Installed at the foot of the Andes in Argentina, the Pierre Auger Observatory is one of the most ambitious ventures of the current era. They are the highest energies known in nature that come from outer space and that irrigate the Earth’s surface with particles that account for the evolution of the Universe . The information collected in this project could give rise to a new branch of science, charged particle astronomy .
Two windows to the universe, one located at the foot of the Andes in Malargüe, in the south of the province of Mendoza, on Argentine soil, and the other to be installed in Lamar, Colorado, in the United States , bring together nearly 500 scientists and technicians from 65 institutions in 14 countries, including Argentina, Brazil , Germany , Spain , the United States of America, France, Mexico , and the United Kingdom .
The objective of this extensive international collaboration aims to decipher the origin and existence of cosmic rays – which carry information about the Universe – by using the imposing Pierre Auger Observatory whose detectors and telescopes occupy an area of three thousand square kilometers in Malargüe. Both sites were chosen for having an adequate altitude and a clear sky to detect cosmic rays. In addition, with both observatories, it is possible to cover the entire celestial vault.
Southern hemisphere observatory
The Southern Hemisphere Observatory is made up of 1,680 surface detection tanks and 27 fluorescence telescopes, among other equipment. The tanks contain purified water whose molecules discharge light signals that are detected when they come in contact with cosmic rays. Furthermore, telescopes capture ultraviolet light produced by cosmic ray cascades as they pass through the air in the atmosphere .
“Due to the very low flux of extreme energy cosmic rays, one per year per square kilometer and per century, the Observatory extends over three thousand square kilometers,” Dr. Alberto Etchegoyen, Argentine representative, told the CyTA Agency of the Auger Project and director of the Institute of Technologies in Detection and Astroparticles of Argentina.
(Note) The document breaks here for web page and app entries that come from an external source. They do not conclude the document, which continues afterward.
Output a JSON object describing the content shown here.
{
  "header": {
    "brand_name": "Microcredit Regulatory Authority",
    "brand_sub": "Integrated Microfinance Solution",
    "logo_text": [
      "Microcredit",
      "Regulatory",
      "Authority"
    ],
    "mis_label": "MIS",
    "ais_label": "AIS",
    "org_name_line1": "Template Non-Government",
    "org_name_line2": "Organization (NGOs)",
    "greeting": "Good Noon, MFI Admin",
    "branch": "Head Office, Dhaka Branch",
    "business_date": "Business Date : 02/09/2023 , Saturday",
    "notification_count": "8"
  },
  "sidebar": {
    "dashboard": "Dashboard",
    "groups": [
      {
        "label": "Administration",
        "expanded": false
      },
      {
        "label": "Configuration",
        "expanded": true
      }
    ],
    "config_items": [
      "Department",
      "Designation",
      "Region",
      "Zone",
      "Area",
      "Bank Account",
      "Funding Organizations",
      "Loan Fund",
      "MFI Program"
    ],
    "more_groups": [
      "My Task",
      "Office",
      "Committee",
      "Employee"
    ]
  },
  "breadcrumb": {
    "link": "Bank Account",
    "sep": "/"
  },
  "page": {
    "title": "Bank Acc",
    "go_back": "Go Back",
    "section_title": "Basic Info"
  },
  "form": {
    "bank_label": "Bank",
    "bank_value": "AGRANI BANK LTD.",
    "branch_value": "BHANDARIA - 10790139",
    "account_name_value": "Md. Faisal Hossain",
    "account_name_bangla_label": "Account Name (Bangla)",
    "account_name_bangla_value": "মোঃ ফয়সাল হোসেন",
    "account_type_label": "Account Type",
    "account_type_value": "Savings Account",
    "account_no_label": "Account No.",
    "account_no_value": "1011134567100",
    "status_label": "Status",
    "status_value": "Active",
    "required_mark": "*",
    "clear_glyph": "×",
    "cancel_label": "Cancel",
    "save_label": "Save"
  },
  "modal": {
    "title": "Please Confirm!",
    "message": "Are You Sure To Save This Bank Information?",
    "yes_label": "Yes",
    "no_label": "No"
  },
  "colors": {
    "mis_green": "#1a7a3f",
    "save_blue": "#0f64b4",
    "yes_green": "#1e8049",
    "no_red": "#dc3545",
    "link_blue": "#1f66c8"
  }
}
Objective of the project
“The objective of the Auger Project is to study the highest known energies in nature, which are cosmic rays from outer space that reach the earth’s surface with a very low flow. The cosmic rays with the highest energy are mainly protons or atomic nuclei, which when entering the Earth’s atmosphere generate a rain or shower of secondary particles, “said Etchegoyen.
Parents of the project
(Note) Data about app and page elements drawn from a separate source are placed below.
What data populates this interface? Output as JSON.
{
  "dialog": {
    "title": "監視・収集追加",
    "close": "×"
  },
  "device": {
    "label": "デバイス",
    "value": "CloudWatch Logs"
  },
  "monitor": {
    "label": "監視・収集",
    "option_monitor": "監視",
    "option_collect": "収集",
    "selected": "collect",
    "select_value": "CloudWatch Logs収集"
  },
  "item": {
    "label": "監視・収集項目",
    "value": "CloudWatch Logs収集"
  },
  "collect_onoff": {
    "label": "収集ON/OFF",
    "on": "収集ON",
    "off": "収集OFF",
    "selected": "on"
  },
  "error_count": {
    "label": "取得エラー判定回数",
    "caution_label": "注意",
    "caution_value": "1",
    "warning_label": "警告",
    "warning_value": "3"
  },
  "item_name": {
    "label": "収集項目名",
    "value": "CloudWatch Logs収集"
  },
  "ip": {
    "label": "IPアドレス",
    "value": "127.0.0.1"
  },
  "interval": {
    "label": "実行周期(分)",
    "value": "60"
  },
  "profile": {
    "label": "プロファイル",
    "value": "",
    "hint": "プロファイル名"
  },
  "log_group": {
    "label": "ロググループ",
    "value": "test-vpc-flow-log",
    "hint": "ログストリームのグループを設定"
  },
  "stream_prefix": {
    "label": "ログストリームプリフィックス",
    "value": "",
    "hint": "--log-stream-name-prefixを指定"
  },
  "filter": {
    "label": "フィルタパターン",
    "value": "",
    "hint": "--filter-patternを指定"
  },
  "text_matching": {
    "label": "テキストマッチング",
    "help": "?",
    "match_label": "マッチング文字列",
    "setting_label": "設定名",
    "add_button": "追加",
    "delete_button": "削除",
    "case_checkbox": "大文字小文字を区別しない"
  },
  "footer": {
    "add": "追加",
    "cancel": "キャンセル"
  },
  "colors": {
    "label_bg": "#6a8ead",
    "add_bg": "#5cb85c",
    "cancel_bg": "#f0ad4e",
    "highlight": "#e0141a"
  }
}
The 1980 Nobel Prize in Physics, James Watson Cronin of the University of Chicago, is the father and mentor of the Auger Project, along with Alan Watson of the Department of Physics and Astronomy at the University of Leeds in the United Kingdom. Cronin came to Argentina for the first time in 1995 when he contacted scientists and technicians from the National Atomic Energy Commission (CNEA) of Argentina with whom he built the Auger Observatory.
It opened in November of 2008 , since 2004 have been conducted studies with detection equipment and observation facilities.
According to the official website of the Pierre Auger Observatory, the 14 participating countries contributed a total of $ 50 million for the construction of the South Observatory. The Argentine contribution is channeled through the CNEA –which leads the Project in Argentina–, and the government of the province of Mendoza. `
Participating groups. From the beginning when UNESCO gave its support to the idea, the exchange of scientists between countries and groups has allowed the knowledge to be extended and shared generously. ”
Doctor in physics Adrián Rovero, from the Argentine Institute of Astronomy and Space Physics, who participates in Auger’s activities in studies of the composition of cosmic rays and, mainly, in the calibration of fluorescence telescopes at the Auger observatory , He estimated that “beyond the scientific-technological benefits of a venture such as the Auger Observatory, it is worth noting the economic and social importance it represents for the host country. The entire community movement, the training of human resources, the specialization of labor and all the ventures that arise from a scientific pole, are some of the benefits to be highlighted ”.